## Your goal
Lines below that hold the word "UZUN" must be copied in full.

## Data records for software interfaces
[Start of Attachment]

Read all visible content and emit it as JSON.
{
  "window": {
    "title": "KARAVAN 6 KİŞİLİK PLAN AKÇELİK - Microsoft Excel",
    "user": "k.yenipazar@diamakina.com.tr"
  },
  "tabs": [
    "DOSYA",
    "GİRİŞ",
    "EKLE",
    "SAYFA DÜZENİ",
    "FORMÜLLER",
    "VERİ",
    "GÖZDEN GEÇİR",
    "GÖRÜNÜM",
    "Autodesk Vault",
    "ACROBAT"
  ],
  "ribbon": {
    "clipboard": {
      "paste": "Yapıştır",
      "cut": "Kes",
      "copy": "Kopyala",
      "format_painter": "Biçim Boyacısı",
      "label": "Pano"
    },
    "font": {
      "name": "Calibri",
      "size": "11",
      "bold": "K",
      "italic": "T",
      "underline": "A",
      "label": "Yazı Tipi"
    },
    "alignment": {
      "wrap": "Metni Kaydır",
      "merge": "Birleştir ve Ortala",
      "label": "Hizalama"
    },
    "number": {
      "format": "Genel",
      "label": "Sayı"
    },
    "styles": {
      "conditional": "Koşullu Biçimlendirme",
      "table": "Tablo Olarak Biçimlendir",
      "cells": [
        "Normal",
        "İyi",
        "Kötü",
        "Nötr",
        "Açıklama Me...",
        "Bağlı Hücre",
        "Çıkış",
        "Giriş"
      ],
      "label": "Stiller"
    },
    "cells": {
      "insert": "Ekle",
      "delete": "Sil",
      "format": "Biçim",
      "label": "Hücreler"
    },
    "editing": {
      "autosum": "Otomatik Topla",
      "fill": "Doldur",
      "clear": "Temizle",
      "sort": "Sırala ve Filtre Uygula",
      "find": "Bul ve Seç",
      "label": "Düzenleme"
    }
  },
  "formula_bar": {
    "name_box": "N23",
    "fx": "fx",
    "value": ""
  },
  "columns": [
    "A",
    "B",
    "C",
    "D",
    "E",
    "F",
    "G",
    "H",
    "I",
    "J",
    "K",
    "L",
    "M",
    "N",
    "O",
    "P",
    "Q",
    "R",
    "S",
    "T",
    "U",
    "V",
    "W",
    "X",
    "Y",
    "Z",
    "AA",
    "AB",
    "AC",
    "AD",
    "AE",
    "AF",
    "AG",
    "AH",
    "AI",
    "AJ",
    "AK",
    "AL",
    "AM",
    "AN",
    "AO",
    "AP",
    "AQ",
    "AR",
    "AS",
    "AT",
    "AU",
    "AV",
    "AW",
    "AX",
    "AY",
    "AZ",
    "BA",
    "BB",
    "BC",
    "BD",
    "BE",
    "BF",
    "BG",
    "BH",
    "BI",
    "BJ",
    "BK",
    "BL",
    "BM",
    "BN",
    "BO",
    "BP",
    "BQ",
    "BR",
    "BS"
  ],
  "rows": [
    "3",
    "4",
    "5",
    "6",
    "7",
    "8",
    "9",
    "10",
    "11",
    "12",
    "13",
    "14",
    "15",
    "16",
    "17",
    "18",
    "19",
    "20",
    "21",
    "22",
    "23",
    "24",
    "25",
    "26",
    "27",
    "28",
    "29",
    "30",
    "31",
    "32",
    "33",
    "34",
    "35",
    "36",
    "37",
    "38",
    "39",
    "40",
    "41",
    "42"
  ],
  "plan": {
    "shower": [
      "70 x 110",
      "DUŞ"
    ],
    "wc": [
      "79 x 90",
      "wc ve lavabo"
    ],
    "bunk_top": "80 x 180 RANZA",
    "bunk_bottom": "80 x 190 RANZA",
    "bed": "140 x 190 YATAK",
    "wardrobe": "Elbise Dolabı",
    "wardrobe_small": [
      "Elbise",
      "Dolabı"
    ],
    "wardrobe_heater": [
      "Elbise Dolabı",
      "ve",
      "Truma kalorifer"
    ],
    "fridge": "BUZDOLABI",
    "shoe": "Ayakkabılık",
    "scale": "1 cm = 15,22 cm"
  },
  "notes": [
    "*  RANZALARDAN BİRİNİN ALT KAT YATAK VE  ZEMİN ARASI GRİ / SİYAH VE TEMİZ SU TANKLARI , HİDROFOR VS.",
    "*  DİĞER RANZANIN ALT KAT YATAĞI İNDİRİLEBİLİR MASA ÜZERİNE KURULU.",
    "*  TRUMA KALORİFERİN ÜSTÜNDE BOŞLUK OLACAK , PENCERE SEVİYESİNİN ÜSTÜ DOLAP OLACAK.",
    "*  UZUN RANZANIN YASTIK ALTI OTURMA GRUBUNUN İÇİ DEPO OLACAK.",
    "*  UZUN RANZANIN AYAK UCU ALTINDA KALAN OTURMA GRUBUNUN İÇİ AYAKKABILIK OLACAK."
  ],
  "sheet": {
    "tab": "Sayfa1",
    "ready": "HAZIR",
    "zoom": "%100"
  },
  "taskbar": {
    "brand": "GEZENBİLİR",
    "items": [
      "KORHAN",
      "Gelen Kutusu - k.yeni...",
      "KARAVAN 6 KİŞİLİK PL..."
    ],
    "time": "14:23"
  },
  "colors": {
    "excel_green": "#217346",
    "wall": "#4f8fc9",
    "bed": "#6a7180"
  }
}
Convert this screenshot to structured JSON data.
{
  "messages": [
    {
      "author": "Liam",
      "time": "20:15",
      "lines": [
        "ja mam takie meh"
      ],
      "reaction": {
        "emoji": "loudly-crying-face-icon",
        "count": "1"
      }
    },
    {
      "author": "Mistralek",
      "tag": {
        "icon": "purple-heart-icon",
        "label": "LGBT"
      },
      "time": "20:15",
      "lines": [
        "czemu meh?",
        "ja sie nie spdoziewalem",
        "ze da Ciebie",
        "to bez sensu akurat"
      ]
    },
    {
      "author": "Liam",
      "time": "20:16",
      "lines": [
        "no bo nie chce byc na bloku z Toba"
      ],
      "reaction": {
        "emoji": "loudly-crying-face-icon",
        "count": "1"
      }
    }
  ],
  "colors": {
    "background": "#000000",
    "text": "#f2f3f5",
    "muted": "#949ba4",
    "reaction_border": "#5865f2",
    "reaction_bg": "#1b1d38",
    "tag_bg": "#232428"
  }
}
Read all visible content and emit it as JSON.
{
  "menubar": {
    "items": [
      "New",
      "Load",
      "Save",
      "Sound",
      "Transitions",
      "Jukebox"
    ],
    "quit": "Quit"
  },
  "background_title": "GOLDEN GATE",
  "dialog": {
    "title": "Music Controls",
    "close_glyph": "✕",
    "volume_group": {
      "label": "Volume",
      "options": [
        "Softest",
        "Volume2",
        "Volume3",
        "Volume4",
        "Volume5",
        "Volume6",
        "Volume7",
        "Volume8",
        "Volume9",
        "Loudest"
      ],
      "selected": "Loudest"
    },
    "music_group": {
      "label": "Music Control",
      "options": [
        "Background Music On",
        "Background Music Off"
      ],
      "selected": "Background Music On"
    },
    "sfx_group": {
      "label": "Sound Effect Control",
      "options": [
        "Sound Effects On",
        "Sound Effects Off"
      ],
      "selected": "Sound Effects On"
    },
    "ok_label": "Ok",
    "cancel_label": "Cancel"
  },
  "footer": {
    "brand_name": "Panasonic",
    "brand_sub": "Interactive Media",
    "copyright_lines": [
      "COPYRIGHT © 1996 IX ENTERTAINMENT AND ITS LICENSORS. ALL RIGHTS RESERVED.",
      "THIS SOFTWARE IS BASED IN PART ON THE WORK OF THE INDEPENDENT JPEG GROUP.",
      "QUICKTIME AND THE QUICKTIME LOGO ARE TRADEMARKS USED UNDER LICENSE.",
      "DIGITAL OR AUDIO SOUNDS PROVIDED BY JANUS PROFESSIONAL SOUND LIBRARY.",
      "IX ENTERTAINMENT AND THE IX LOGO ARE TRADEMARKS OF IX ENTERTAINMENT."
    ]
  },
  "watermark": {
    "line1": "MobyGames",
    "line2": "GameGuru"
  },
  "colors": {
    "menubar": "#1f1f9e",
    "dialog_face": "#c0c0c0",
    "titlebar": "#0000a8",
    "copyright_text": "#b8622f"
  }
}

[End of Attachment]

## Your response
    "*  UZUN RANZANIN YASTIK ALTI OTURMA GRUBUNUN İÇİ DEPO OLACAK.",
    "*  UZUN RANZANIN AYAK UCU ALTINDA KALAN OTURMA GRUBUNUN İÇİ AYAKKABILIK OLACAK."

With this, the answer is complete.